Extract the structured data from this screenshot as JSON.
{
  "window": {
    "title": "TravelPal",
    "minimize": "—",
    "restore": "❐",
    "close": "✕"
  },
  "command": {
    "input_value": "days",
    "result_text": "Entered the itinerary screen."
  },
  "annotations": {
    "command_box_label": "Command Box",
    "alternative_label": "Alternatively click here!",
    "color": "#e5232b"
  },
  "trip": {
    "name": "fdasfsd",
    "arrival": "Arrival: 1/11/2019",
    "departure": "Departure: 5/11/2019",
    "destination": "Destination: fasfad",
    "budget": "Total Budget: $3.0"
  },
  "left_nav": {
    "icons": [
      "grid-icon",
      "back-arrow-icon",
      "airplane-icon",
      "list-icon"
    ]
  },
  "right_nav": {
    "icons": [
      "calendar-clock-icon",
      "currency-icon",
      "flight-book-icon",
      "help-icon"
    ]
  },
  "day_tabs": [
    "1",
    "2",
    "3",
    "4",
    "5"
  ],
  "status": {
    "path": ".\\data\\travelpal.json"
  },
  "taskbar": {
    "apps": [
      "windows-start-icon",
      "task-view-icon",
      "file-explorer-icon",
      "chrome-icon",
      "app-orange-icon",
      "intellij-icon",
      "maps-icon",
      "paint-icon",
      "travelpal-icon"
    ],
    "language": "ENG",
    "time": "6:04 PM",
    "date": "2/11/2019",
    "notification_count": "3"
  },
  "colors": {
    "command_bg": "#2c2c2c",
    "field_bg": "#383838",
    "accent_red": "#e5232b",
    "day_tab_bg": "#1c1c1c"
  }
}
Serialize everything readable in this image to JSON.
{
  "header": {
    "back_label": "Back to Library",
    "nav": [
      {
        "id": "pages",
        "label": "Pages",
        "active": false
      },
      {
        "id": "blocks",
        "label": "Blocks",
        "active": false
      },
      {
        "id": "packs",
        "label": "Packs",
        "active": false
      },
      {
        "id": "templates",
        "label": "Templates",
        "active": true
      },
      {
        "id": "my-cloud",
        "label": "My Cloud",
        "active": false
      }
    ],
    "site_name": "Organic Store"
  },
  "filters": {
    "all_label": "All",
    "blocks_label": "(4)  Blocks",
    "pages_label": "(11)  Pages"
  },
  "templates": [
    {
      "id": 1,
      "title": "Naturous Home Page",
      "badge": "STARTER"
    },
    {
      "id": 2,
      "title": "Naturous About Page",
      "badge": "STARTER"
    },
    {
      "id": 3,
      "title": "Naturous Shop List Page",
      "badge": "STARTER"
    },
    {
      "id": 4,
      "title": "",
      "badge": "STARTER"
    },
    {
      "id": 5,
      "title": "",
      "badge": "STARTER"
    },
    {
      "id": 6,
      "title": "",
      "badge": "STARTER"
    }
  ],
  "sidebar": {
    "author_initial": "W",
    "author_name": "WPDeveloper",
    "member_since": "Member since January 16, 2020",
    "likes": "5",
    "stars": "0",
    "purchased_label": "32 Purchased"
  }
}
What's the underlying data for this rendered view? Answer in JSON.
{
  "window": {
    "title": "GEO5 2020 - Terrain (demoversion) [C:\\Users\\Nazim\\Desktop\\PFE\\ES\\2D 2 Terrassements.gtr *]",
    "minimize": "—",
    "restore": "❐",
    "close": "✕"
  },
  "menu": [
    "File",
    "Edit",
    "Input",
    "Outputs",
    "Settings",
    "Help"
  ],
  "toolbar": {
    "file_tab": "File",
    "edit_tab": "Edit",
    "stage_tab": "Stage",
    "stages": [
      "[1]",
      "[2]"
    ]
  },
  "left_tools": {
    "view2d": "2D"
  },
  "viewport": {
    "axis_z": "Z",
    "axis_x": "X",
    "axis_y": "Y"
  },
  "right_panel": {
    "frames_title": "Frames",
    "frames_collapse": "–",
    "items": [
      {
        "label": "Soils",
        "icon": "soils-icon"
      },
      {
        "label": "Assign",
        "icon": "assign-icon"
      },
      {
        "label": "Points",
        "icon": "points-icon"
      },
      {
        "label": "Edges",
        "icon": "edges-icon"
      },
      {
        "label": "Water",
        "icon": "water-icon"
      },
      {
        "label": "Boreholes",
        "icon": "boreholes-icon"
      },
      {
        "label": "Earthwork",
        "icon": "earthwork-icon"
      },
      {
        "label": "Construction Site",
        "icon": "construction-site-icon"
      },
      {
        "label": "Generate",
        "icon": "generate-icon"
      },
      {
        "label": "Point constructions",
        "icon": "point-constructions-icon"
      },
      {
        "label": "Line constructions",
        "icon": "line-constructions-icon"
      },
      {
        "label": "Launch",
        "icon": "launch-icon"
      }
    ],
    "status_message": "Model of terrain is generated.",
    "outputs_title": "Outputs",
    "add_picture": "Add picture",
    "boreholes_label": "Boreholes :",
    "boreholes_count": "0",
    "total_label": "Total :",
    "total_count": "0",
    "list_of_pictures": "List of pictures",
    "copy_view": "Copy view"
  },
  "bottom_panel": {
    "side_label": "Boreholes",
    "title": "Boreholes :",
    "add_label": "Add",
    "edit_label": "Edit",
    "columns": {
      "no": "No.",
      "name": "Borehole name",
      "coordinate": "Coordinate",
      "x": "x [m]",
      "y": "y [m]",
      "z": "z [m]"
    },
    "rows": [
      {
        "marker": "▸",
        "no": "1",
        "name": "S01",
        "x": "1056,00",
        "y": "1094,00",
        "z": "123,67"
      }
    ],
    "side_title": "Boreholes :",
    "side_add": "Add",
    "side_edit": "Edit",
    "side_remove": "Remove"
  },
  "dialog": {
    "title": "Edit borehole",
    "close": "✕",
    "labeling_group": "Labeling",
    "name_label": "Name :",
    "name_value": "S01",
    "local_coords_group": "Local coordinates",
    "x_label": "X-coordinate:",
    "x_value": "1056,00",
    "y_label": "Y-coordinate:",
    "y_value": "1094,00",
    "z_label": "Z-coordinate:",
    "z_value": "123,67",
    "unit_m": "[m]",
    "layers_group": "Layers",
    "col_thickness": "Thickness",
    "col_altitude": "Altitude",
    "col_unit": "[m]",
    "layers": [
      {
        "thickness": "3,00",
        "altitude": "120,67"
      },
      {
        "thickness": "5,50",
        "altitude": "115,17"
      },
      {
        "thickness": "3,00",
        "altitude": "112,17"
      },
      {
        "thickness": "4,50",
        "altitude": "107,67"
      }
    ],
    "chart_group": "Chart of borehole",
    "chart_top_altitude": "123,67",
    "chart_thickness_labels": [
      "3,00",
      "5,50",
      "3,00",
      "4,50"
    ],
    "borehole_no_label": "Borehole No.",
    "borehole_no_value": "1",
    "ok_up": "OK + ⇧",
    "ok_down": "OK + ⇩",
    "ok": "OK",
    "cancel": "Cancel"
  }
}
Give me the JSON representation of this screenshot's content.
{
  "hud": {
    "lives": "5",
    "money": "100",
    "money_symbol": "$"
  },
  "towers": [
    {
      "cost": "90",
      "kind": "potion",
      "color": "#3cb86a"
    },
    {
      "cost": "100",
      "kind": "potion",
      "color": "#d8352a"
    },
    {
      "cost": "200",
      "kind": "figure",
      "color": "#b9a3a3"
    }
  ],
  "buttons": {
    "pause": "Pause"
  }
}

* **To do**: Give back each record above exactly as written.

* **Answer to this problem**:
Extract the structured data from this screenshot as JSON.
{
  "window": {
    "title": "TravelPal",
    "minimize": "—",
    "restore": "❐",
    "close": "✕"
  },
  "command": {
    "input_value": "days",
    "result_text": "Entered the itinerary screen."
  },
  "annotations": {
    "command_box_label": "Command Box",
    "alternative_label": "Alternatively click here!",
    "color": "#e5232b"
  },
  "trip": {
    "name": "fdasfsd",
    "arrival": "Arrival: 1/11/2019",
    "departure": "Departure: 5/11/2019",
    "destination": "Destination: fasfad",
    "budget": "Total Budget: $3.0"
  },
  "left_nav": {
    "icons": [
      "grid-icon",
      "back-arrow-icon",
      "airplane-icon",
      "list-icon"
    ]
  },
  "right_nav": {
    "icons": [
      "calendar-clock-icon",
      "currency-icon",
      "flight-book-icon",
      "help-icon"
    ]
  },
  "day_tabs": [
    "1",
    "2",
    "3",
    "4",
    "5"
  ],
  "status": {
    "path": ".\\data\\travelpal.json"
  },
  "taskbar": {
    "apps": [
      "windows-start-icon",
      "task-view-icon",
      "file-explorer-icon",
      "chrome-icon",
      "app-orange-icon",
      "intellij-icon",
      "maps-icon",
      "paint-icon",
      "travelpal-icon"
    ],
    "language": "ENG",
    "time": "6:04 PM",
    "date": "2/11/2019",
    "notification_count": "3"
  },
  "colors": {
    "command_bg": "#2c2c2c",
    "field_bg": "#383838",
    "accent_red": "#e5232b",
    "day_tab_bg": "#1c1c1c"
  }
}
Serialize everything readable in this image to JSON.
{
  "header": {
    "back_label": "Back to Library",
    "nav": [
      {
        "id": "pages",
        "label": "Pages",
        "active": false
      },
      {
        "id": "blocks",
        "label": "Blocks",
        "active": false
      },
      {
        "id": "packs",
        "label": "Packs",
        "active": false
      },
      {
        "id": "templates",
        "label": "Templates",
        "active": true
      },
      {
        "id": "my-cloud",
        "label": "My Cloud",
        "active": false
      }
    ],
    "site_name": "Organic Store"
  },
  "filters": {
    "all_label": "All",
    "blocks_label": "(4)  Blocks",
    "pages_label": "(11)  Pages"
  },
  "templates": [
    {
      "id": 1,
      "title": "Naturous Home Page",
      "badge": "STARTER"
    },
    {
      "id": 2,
      "title": "Naturous About Page",
      "badge": "STARTER"
    },
    {
      "id": 3,
      "title": "Naturous Shop List Page",
      "badge": "STARTER"
    },
    {
      "id": 4,
      "title": "",
      "badge": "STARTER"
    },
    {
      "id": 5,
      "title": "",
      "badge": "STARTER"
    },
    {
      "id": 6,
      "title": "",
      "badge": "STARTER"
    }
  ],
  "sidebar": {
    "author_initial": "W",
    "author_name": "WPDeveloper",
    "member_since": "Member since January 16, 2020",
    "likes": "5",
    "stars": "0",
    "purchased_label": "32 Purchased"
  }
}
What's the underlying data for this rendered view? Answer in JSON.
{
  "window": {
    "title": "GEO5 2020 - Terrain (demoversion) [C:\\Users\\Nazim\\Desktop\\PFE\\ES\\2D 2 Terrassements.gtr *]",
    "minimize": "—",
    "restore": "❐",
    "close": "✕"
  },
  "menu": [
    "File",
    "Edit",
    "Input",
    "Outputs",
    "Settings",
    "Help"
  ],
  "toolbar": {
    "file_tab": "File",
    "edit_tab": "Edit",
    "stage_tab": "Stage",
    "stages": [
      "[1]",
      "[2]"
    ]
  },
  "left_tools": {
    "view2d": "2D"
  },
  "viewport": {
    "axis_z": "Z",
    "axis_x": "X",
    "axis_y": "Y"
  },
  "right_panel": {
    "frames_title": "Frames",
    "frames_collapse": "–",
    "items": [
      {
        "label": "Soils",
        "icon": "soils-icon"
      },
      {
        "label": "Assign",
        "icon": "assign-icon"
      },
      {
        "label": "Points",
        "icon": "points-icon"
      },
      {
        "label": "Edges",
        "icon": "edges-icon"
      },
      {
        "label": "Water",
        "icon": "water-icon"
      },
      {
        "label": "Boreholes",
        "icon": "boreholes-icon"
      },
      {
        "label": "Earthwork",
        "icon": "earthwork-icon"
      },
      {
        "label": "Construction Site",
        "icon": "construction-site-icon"
      },
      {
        "label": "Generate",
        "icon": "generate-icon"
      },
      {
        "label": "Point constructions",
        "icon": "point-constructions-icon"
      },
      {
        "label": "Line constructions",
        "icon": "line-constructions-icon"
      },
      {
        "label": "Launch",
        "icon": "launch-icon"
      }
    ],
    "status_message": "Model of terrain is generated.",
    "outputs_title": "Outputs",
    "add_picture": "Add picture",
    "boreholes_label": "Boreholes :",
    "boreholes_count": "0",
    "total_label": "Total :",
    "total_count": "0",
    "list_of_pictures": "List of pictures",
    "copy_view": "Copy view"
  },
  "bottom_panel": {
    "side_label": "Boreholes",
    "title": "Boreholes :",
    "add_label": "Add",
    "edit_label": "Edit",
    "columns": {
      "no": "No.",
      "name": "Borehole name",
      "coordinate": "Coordinate",
      "x": "x [m]",
      "y": "y [m]",
      "z": "z [m]"
    },
    "rows": [
      {
        "marker": "▸",
        "no": "1",
        "name": "S01",
        "x": "1056,00",
        "y": "1094,00",
        "z": "123,67"
      }
    ],
    "side_title": "Boreholes :",
    "side_add": "Add",
    "side_edit": "Edit",
    "side_remove": "Remove"
  },
  "dialog": {
    "title": "Edit borehole",
    "close": "✕",
    "labeling_group": "Labeling",
    "name_label": "Name :",
    "name_value": "S01",
    "local_coords_group": "Local coordinates",
    "x_label": "X-coordinate:",
    "x_value": "1056,00",
    "y_label": "Y-coordinate:",
    "y_value": "1094,00",
    "z_label": "Z-coordinate:",
    "z_value": "123,67",
    "unit_m": "[m]",
    "layers_group": "Layers",
    "col_thickness": "Thickness",
    "col_altitude": "Altitude",
    "col_unit": "[m]",
    "layers": [
      {
        "thickness": "3,00",
        "altitude": "120,67"
      },
      {
        "thickness": "5,50",
        "altitude": "115,17"
      },
      {
        "thickness": "3,00",
        "altitude": "112,17"
      },
      {
        "thickness": "4,50",
        "altitude": "107,67"
      }
    ],
    "chart_group": "Chart of borehole",
    "chart_top_altitude": "123,67",
    "chart_thickness_labels": [
      "3,00",
      "5,50",
      "3,00",
      "4,50"
    ],
    "borehole_no_label": "Borehole No.",
    "borehole_no_value": "1",
    "ok_up": "OK + ⇧",
    "ok_down": "OK + ⇩",
    "ok": "OK",
    "cancel": "Cancel"
  }
}
Give me the JSON representation of this screenshot's content.
{
  "hud": {
    "lives": "5",
    "money": "100",
    "money_symbol": "$"
  },
  "towers": [
    {
      "cost": "90",
      "kind": "potion",
      "color": "#3cb86a"
    },
    {
      "cost": "100",
      "kind": "potion",
      "color": "#d8352a"
    },
    {
      "cost": "200",
      "kind": "figure",
      "color": "#b9a3a3"
    }
  ],
  "buttons": {
    "pause": "Pause"
  }
}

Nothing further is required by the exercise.